Skip to Content

Clapham South’s Deep Level Shelter: The Bomb Shelter Hidden Deep Beneath Clapham Common

Clapham South’s Deep Level Shelter: The Bomb Shelter Hidden Deep Beneath Clapham Common

Love This? Save and Share!

We explore the history of a bomb shelter right beneath Clapham Common, why it’s there and how it came to be. 

What if we told you that there’s a massive set of tunnels right beneath Clapham Common? We bet your response wouldn’t be ‘well duh’, not unless you think we’re talking about the Underground that is. 

We’re not. We’re talking about Clapham’s Deep-Level Shelter, a WWII-era bomb shelter that’s open for a look around. Oh, and we should mention, the story behind it is fascinating. 

Why Visit Clapham South’s Deep Level Shelter?

There are truly not many places like this that you can visit around London. The shelter is at once a fascinating place to explore and a window into history. 

Touring its eerie corridors you’ll spot glimmers of the people that once came down here to keep safe, be it in doodles on the walls or things they left behind. 

The experience illustrates what they went through in a very visceral way, which combined with the strangeness of walking a bomb shelter you probably never knew was right beneath your feet, makes for quite an experience.  

The History of Clapham South’s Deep Level Shelter 


Clapham South's Deep Level Shelter 

London, in the 1940s, was a very dangerous place to live. Every night when they went to sleep Londoners would wonder if that was the night a German bomb would come careening through their roof. 

In spite of the fact that the Blitz was in full swing, there was still very little in the way of dedicated bomb shelters for the public. People would often gather in Tube stations – a logical way to solve the problem – but the government weren’t too keen on this. On several occasions, direct hits in these impromptu shelters would kill scores of hiding civilians. 

It was decided that deep-level shelters were needed. 

A plan was laid out to build ten shelters that would hold 10,000 people each. In a moment of solid foresight, they would be situated along the Northern and Central tube lines so that they could be turned into a fast train service once the war was over. 

In the end only eight were built and the capacity was dropped to 8000. One of these was in Holborn and is now being turned into a giant new tourist attraction, another is in Clapham South

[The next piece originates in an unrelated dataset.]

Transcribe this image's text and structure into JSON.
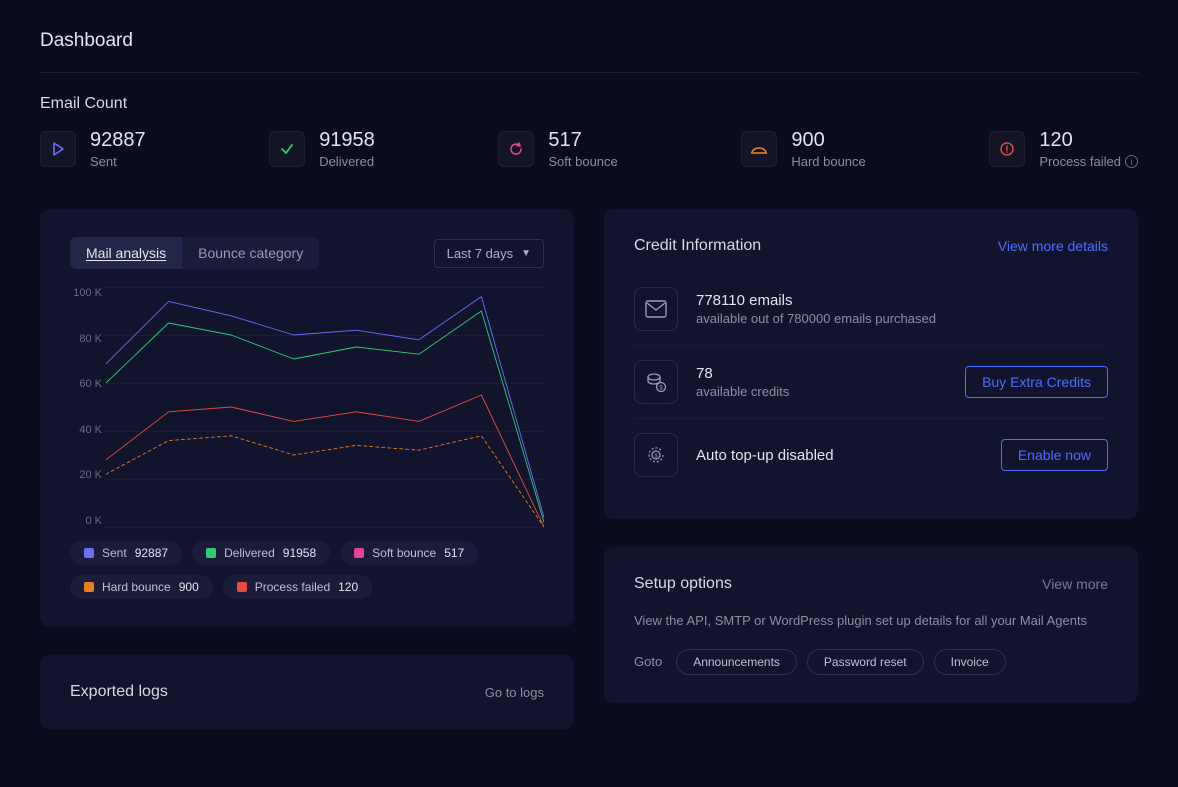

By the time the shelters were complete in 1942, The Battle of Britain was won and the Blitz, over. Instead of letting the shelters go to waste, many were used by the government as military communication centres until… 

In 1944-45 Hitler, not content with the destruction he’d already brought to bear on Europe developed the V1 and 2 rocket systems and started launching them at London. Once again the people needed a place to stay when the bombs started landing, and so the deep-level shelters were opened up to the public. 

Guests of the shelter were allocated beds by ticket and had to bring their own bedding with them but authorities did their best to keep spirits up. Music was played over the loud speakers and dancing was actively encouraged to build a bit of community spirit in the tunnels. 

Unlikely Guests 

Clapham South's Deep Level Shelter 

Thanks to the help of the shelters, the public weathered the storm of WWII and many lives were saved. However, due to the country being on its knees and all after six years of war, the plan to build that fancy high-speed rail link was scrapped. Instead, the Shelter at Clapham South found some unlikely uses in the post-war world. 

The first of those came in 1948 when the Empire Windrush docked in London bringing with it the Caribbean migrants that came to help rebuild the wartorn country. Some of these people didn’t have homes to go to. Those who didn’t, stayed in Clapham South’s shelter until the government found them housing – a process that took no more than a month.  

The Clapham Shelter was used as temporary accommodation again in 1951 as space for visitors to the Festival of Britain to stay in. They even rebranded it ‘Festival Hotel’ – a far cry from the shelter’s grim origins. 

The Shelter in the Present Day

Clapham South's Deep Level Shelter 

Today the shelter is open to the public through the London Transport Museum who organises tours. These are a fantastic way to explore the subterranean world of the deep-level shelter. 

The other deep-level shelters around London, bar one, are also owned by the Transport Museum and some are even used to store their archives. Funnily enough, the Clapham location is home to a hydroponic farm.  

Clapham South’s Deep Level Shelter: Practical Information

Address: Clapham South Underground station, SW12 9DU

Opening Times: The tunnel is only open to the public through tours. They run at 5pm and 7pm on weekdays and 11am, 12:55pm 3:35pm and 5:30pm on weekends. 

Tickets: £37


Clapham South Deep Shelter: Map 

Temple Church, London
The History of The Knights Templar in London and What this Mysterious Military Order Left Behind
Fireworks Battersea Park
Bonfire Night! Spectacular Firework Displays in London for 2023